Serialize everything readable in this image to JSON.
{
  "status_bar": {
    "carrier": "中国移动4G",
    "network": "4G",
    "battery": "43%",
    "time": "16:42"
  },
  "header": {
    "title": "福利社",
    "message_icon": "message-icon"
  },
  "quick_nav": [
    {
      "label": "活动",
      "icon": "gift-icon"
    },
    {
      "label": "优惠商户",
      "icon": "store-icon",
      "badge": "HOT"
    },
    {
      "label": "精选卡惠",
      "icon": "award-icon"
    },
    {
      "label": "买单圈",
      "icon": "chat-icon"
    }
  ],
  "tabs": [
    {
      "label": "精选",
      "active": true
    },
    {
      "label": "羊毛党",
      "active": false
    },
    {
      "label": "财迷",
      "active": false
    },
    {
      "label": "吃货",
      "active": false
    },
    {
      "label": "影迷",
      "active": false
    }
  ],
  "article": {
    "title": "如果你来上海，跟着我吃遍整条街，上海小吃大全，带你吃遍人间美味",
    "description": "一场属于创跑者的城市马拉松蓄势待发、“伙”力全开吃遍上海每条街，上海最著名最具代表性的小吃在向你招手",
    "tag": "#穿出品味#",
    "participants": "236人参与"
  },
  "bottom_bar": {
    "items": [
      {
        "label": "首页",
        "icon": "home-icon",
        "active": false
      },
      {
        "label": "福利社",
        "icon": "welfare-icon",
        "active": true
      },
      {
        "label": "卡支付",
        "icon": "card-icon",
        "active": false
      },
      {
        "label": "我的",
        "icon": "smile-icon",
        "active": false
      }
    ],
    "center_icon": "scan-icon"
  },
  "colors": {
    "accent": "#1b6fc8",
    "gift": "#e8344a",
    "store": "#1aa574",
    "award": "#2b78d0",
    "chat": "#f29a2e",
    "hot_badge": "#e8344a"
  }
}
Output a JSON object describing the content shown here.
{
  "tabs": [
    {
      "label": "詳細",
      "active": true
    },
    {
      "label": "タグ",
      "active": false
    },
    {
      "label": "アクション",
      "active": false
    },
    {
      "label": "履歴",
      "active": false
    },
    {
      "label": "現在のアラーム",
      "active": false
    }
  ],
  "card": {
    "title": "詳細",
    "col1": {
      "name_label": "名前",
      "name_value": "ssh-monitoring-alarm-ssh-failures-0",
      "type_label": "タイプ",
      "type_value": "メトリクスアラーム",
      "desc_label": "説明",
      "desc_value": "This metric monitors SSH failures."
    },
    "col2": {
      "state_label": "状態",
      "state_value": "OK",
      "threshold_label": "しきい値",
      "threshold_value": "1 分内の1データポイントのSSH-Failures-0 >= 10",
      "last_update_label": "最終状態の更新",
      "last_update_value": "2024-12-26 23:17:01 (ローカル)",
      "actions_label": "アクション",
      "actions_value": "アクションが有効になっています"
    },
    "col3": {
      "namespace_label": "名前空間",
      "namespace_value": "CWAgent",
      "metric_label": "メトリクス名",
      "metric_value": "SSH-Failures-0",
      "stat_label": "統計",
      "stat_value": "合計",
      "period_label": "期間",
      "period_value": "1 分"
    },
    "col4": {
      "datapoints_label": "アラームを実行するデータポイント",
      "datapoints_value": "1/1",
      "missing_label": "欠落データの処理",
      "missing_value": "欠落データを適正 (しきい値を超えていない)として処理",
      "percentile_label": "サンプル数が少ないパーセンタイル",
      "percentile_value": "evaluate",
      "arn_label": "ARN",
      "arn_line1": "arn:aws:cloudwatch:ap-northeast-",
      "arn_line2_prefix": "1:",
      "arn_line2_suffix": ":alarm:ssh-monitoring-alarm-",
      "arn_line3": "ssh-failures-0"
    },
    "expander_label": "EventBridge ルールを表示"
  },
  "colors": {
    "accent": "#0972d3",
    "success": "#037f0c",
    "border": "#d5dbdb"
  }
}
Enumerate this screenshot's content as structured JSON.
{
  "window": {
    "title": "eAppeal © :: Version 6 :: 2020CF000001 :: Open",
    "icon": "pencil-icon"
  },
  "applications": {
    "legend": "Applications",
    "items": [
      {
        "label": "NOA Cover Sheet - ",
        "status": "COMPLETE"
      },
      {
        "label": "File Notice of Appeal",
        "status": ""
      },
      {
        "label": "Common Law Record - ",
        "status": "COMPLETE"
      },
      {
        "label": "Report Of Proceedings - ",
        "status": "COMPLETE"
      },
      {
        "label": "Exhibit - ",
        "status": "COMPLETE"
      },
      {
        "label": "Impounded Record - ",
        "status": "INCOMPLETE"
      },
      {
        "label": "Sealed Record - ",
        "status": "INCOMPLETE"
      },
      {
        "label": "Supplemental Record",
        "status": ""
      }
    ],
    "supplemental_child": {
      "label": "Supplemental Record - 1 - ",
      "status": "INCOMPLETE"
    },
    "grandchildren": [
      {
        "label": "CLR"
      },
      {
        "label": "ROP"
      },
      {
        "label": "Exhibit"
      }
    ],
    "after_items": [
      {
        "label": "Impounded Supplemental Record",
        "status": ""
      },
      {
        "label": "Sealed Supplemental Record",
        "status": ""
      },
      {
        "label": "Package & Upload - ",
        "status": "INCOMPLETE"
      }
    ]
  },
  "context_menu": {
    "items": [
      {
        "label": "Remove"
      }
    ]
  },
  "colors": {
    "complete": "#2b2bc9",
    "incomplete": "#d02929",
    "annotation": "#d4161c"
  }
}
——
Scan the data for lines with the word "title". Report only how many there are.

4